It was the allure of gold that attracted many Europeans to the Victorian Gold Rush in the mid to late 1800’s. In 1851 Victoria had a population of 76,000; 20 years on it had increased to 1.7 million making Melbourne the largest and richest Australian city.  During this time a great number of young and old men headed to Maldon, near Castlemaine in central Victoria, eager to make their fortune in the diggings after gold was first discovered there in 1853 And in 1868 Swiss-Italian Pietro D’Orsa 32, left his small Swiss village of Poschavio to join a cousin who was already on the dig in Maldon.

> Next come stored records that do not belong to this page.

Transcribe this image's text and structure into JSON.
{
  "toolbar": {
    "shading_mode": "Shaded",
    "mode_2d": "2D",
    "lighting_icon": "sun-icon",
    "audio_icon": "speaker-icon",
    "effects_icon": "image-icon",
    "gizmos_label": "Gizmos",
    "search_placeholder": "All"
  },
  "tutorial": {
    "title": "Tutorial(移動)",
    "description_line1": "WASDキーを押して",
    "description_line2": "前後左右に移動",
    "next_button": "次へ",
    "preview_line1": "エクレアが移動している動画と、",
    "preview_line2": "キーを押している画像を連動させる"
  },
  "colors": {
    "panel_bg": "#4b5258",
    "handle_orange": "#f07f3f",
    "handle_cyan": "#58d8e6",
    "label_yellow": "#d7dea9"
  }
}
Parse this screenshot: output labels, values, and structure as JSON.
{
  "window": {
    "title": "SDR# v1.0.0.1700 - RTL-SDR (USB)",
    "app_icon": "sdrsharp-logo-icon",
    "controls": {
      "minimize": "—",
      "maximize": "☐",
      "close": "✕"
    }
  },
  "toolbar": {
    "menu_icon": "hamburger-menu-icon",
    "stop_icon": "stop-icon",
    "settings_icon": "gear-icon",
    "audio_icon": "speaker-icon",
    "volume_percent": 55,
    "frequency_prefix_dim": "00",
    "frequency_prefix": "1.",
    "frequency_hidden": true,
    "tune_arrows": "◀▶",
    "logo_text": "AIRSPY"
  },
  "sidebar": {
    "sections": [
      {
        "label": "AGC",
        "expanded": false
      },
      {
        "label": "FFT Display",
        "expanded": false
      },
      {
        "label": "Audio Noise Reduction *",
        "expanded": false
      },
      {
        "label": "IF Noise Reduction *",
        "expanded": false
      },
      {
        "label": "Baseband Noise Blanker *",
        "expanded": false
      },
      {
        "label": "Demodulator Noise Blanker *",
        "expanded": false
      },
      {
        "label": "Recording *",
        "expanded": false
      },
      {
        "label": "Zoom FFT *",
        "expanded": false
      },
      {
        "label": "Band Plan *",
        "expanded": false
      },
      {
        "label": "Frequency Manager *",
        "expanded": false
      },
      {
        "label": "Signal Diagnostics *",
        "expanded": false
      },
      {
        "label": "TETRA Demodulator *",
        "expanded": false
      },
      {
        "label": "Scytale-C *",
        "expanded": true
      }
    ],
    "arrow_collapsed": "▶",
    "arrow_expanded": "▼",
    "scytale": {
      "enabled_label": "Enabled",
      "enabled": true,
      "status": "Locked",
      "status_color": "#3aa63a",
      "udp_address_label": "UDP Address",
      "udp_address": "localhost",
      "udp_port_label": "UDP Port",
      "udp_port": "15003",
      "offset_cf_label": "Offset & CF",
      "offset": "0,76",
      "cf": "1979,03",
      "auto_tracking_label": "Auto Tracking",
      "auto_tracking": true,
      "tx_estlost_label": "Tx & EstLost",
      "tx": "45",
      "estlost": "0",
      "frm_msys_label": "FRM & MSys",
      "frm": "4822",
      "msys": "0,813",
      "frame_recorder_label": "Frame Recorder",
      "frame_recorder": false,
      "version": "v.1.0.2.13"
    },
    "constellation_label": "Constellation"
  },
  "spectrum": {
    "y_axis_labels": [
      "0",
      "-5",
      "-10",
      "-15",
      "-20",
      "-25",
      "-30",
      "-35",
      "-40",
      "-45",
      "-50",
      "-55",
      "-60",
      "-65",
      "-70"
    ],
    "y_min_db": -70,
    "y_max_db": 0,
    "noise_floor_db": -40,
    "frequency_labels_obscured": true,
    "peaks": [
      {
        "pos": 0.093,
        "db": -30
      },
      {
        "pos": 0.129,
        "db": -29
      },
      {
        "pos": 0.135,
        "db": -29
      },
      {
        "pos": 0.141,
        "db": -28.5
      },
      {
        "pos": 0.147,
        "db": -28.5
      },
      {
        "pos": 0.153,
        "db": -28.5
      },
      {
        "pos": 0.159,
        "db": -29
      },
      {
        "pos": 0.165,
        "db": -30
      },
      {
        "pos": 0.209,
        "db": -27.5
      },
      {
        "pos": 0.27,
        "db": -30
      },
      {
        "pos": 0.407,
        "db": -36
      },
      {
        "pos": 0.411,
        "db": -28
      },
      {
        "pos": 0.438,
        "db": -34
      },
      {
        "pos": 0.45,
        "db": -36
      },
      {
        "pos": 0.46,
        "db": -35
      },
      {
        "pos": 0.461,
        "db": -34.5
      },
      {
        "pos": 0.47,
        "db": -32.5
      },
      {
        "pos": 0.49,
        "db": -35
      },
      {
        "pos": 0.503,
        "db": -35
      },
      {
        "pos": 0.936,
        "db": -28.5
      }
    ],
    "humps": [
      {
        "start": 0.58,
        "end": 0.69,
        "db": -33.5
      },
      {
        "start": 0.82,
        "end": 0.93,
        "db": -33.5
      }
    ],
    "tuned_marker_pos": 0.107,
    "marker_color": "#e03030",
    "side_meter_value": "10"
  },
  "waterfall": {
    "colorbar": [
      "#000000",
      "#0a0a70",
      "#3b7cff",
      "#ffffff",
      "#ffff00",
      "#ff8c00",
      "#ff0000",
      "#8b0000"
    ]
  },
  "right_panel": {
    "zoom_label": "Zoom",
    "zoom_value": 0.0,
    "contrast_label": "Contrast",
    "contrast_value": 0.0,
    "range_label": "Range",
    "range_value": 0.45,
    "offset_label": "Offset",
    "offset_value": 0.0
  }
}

Whilst he left his young wife behind (she was to join him five years later) Pietro brought with him a bundle of cuttings from his grapevines.

“We do know that Pietro planted his vineyard, made his wine and raised a family in this small Central Victorian town not far from the site of Sanguine’s vineyard and winery in Heathcote,” says Better Than Pommard-A History of The Victorian Winemaking Industry author David Dunstan.  In 1996 recently retired Tony and Lyn Hunter purchased a farm but instead of building a house and buying farm animals as originally planned, they followed Tony’s love for wine, particularly Heathcote Shiraz and hand-planted some vines

“I’ve always wanted a family business and assumed the chance had passed me by but I thought perhaps we could grow grapes and make our own wine,” says Tony.  Whilst none of the family members had any experience in growing grapes or making wine, they planted their first 16 acres in 1997 and then continued planting every year until 2002 to reach a total of 55 acres.

After Sanguine’s first vintage was bottled, Tony was reading Better than Pommard and came across a listing of early Victorian Vignerons and there he discovered that the Board of Viticulture registered his Great Great grandfather Pietro D’Orsa as a vigneron in 1892.  For the Hunter family this discovery was simply amazing.  Together, now with Sanguine’s chief winemaker son Mark, and daughter CEO Jodi and daughter-in-law CFO Melissa, they visited the Maldon site of Pietro’s vineyard, met family they never knew existed who still owned the property and found remnant vines.

It was then they discovered the six remaining surviving remnants of Pietro’s vineyard; old knotted vines with dead arms and thick trunks and of DNA testing provided another surprise; one of the vines that made journey to Australia years ago was unable to be identified  This unknown variety, for which there is no record of in Australia is now grafted to a special vineyard at Sanguine.  It’s an aromatic pink grape with flavours of cumquat and mandarin and has been made into a dessert wine, however quantities are limited so it is currently only for family.

And a tribute to this long lost ancestor, Sanguine winemaker and Pietro’s great, great grandson Mark Hunter kept some of the best barrels of 2006 Heathcote Shiraz and named its first reserve wine, D’Orsa.  It has become more than apparent that these early settlers like Pietro D’Orsa played a pivotal role in the development of the Victorian wine industry in the mid 1880’s. As writer David Dunstan sums up “The relationship between gold and wine was a vital ingredient in the good start given to Victoria’s nineteenth century wine industry.”

For the record, in 2016 Sanguine D’Orsa Shiraz was voted the fifth best Shiraz in the world up three places on the previous year also won the coveted Heathcote Grand Terroir Trophy in 2015 and 2016.